China Is Digging A 10,000-Meter Hole Into The Earth To Reach The Cretaceous System
Chinese scientists have begun drilling a 10,000-meter (32,808 feet) hole into the Earth’s crust, as the world’s second largest economy explores new frontiers above and below the planet’s surface.
China has seemingly set off on a journey into the center of the earth. This week the country has begun digging what will eventually become the deepest hole in China’s history to test drilling technology and further understand the Earth’s underground structure.
Once completed, the hole is going to be 10,000 meters (32,808 feet). That’s a little more than 6 miles deep into the earth. The drilling is expected to occur for 457 days and is being led by the China National Petroleum Corp.
|China Is Drilling a 10000-Meter-Deep Hole Into Earth's Crust|
It will cut through 10 continental strata, which are the various layers of the earth. Once completed it will reach down into the cretaceous system; rocks in that layer of the year date back more than 140 million years.
The drilling project is part of the country’s efforts to expand underground research. During a speech back in 2021, Chinese President Xi Jinping urged scientists to break new barriers in different areas including deep earth exploration, China Daily reported.
And earlier this year, Chinese officials vowed to strategically build up the country’s energy supplies and mineral resources. “China will launch a new round of domestic prospecting operations, focusing on strategic bulk minerals that are in short supply,” Wang Guanghua, the minister of Natural Resources, said in an interview with Xinhua News Agency, according to Bloomberg.
This could explain why the project is based in the Xinjiang region, which is the largest oil and gas-producing area in the country, the South China Morning Post reported. China also has some of the world’s largest crude iron ore reserves in the world, which is widely used in steelmaking. This could present another energy opportunity for the country as it tests drilling technology.

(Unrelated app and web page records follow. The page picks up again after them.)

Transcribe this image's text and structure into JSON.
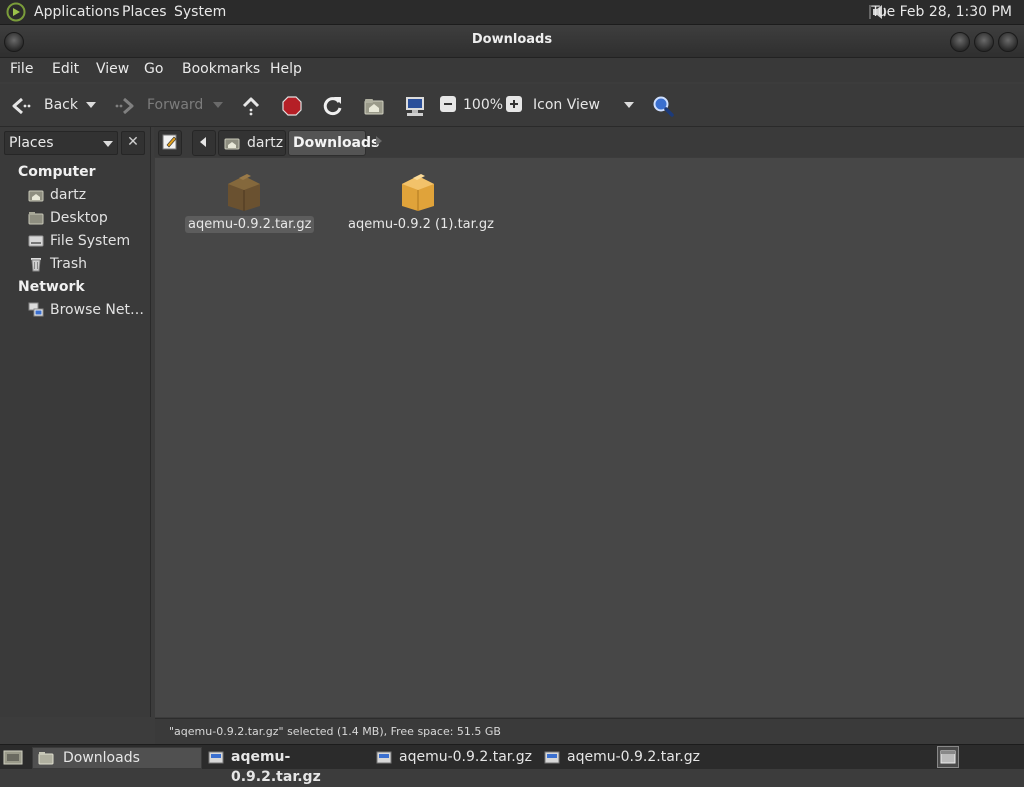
{
  "top_panel": {
    "menus": [
      "Applications",
      "Places",
      "System"
    ],
    "clock": "Tue Feb 28,  1:30 PM",
    "icons": {
      "menu_logo": "distro-logo-icon",
      "volume": "volume-icon"
    }
  },
  "window": {
    "title": "Downloads"
  },
  "menubar": [
    "File",
    "Edit",
    "View",
    "Go",
    "Bookmarks",
    "Help"
  ],
  "toolbar": {
    "back": "Back",
    "forward": "Forward",
    "zoom": "100%",
    "view_mode": "Icon View"
  },
  "sidebar": {
    "selector": "Places",
    "sections": [
      {
        "header": "Computer",
        "items": [
          "dartz",
          "Desktop",
          "File System",
          "Trash"
        ]
      },
      {
        "header": "Network",
        "items": [
          "Browse Net…"
        ]
      }
    ]
  },
  "pathbar": {
    "crumbs": [
      "dartz",
      "Downloads"
    ],
    "active": "Downloads"
  },
  "files": [
    {
      "name": "aqemu-0.9.2.tar.gz",
      "selected": true,
      "icon": "archive-package-icon"
    },
    {
      "name": "aqemu-0.9.2 (1).tar.gz",
      "selected": false,
      "icon": "archive-package-icon"
    }
  ],
  "statusbar": {
    "text": "\"aqemu-0.9.2.tar.gz\" selected (1.4 MB), Free space: 51.5 GB"
  },
  "taskbar": {
    "items": [
      "Downloads",
      "aqemu-0.9.2.tar.gz",
      "aqemu-0.9.2.tar.gz",
      "aqemu-0.9.2.tar.gz"
    ],
    "active_index": 1
  },
  "colors": {
    "panel": "#2b2b2b",
    "window": "#3a3a3a",
    "content": "#474747",
    "record": "#c0262d",
    "accent": "#3a7bd5"
  }
}
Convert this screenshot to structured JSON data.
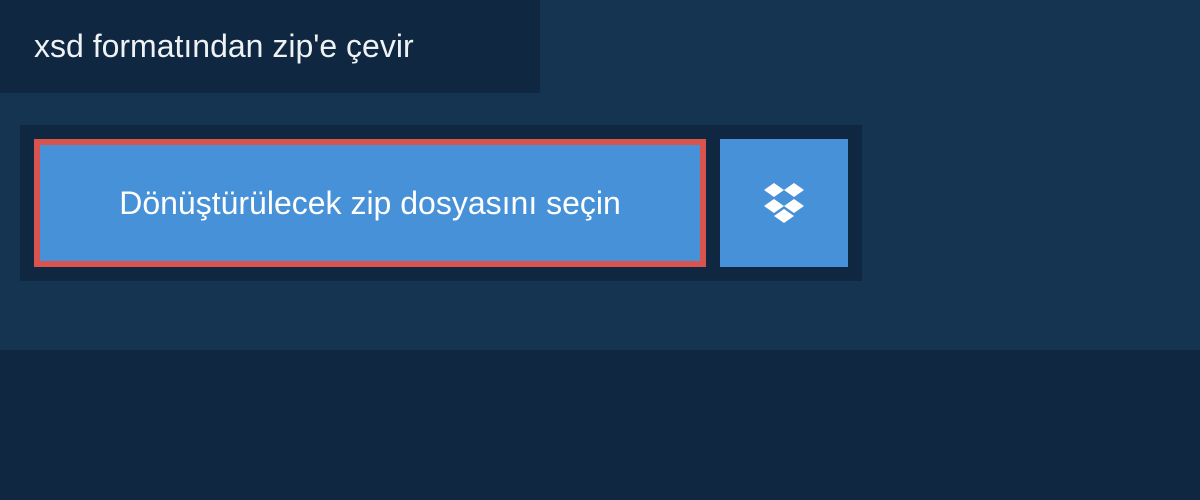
{
  "header": {
    "title": "xsd formatından zip'e çevir"
  },
  "panel": {
    "file_select_label": "Dönüştürülecek zip dosyasını seçin"
  },
  "colors": {
    "background": "#153451",
    "panel": "#0f2740",
    "button": "#4691d8",
    "highlight_border": "#d9544f",
    "text_light": "#ffffff"
  }
}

Countries around the world are increasingly focused on mineral exploration. Rare earth minerals and other elements found deep underground are necessary for new clean technology. They’re often used to make batteries for electric vehicles, for energy storage, and for wind turbines. And as the market for more clean energy continues to increase, nations and businesses will need steady access to those minerals to keep up with demand.